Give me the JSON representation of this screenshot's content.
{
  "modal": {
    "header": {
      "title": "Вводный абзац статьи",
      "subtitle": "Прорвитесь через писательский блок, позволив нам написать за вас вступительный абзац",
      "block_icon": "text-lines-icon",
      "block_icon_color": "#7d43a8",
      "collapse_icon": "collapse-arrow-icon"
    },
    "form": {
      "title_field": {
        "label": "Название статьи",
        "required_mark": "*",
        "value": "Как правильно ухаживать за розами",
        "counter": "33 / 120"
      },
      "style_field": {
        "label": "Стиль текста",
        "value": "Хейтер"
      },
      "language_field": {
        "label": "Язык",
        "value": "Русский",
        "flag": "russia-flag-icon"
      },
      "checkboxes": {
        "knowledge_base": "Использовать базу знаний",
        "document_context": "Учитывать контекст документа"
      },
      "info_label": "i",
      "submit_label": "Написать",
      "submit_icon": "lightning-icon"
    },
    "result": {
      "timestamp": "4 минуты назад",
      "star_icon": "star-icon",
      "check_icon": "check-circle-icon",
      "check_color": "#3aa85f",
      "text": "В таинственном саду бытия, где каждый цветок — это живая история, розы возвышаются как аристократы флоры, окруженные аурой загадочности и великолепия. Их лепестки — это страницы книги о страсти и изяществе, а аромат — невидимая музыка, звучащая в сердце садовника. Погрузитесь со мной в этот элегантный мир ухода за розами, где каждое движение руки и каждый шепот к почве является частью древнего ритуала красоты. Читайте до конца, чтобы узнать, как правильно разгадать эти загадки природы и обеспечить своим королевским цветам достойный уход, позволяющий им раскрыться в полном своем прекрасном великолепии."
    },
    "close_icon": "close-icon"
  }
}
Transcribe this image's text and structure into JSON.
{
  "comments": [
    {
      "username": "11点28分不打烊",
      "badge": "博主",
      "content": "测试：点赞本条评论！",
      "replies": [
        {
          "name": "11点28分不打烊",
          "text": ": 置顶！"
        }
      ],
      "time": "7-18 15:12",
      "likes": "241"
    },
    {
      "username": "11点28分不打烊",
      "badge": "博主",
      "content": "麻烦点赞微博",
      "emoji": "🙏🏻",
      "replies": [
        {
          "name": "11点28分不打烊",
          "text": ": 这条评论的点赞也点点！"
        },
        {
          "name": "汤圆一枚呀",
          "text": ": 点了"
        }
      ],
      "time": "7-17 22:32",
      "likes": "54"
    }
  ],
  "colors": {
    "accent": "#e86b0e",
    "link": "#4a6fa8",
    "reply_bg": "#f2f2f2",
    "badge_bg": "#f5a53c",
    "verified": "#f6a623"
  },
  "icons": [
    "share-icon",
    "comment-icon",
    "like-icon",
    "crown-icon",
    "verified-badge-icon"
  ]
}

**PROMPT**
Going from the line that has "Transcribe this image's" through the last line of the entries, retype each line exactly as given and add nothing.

**OUTPUT OF THE EXERCISE**
Transcribe this image's text and structure into JSON.
{
  "comments": [
    {
      "username": "11点28分不打烊",
      "badge": "博主",
      "content": "测试：点赞本条评论！",
      "replies": [
        {
          "name": "11点28分不打烊",
          "text": ": 置顶！"
        }
      ],
      "time": "7-18 15:12",
      "likes": "241"
    },
    {
      "username": "11点28分不打烊",
      "badge": "博主",
      "content": "麻烦点赞微博",
      "emoji": "🙏🏻",
      "replies": [
        {
          "name": "11点28分不打烊",
          "text": ": 这条评论的点赞也点点！"
        },
        {
          "name": "汤圆一枚呀",
          "text": ": 点了"
        }
      ],
      "time": "7-17 22:32",
      "likes": "54"
    }
  ],
  "colors": {
    "accent": "#e86b0e",
    "link": "#4a6fa8",
    "reply_bg": "#f2f2f2",
    "badge_bg": "#f5a53c",
    "verified": "#f6a623"
  },
  "icons": [
    "share-icon",
    "comment-icon",
    "like-icon",
    "crown-icon",
    "verified-badge-icon"
  ]
}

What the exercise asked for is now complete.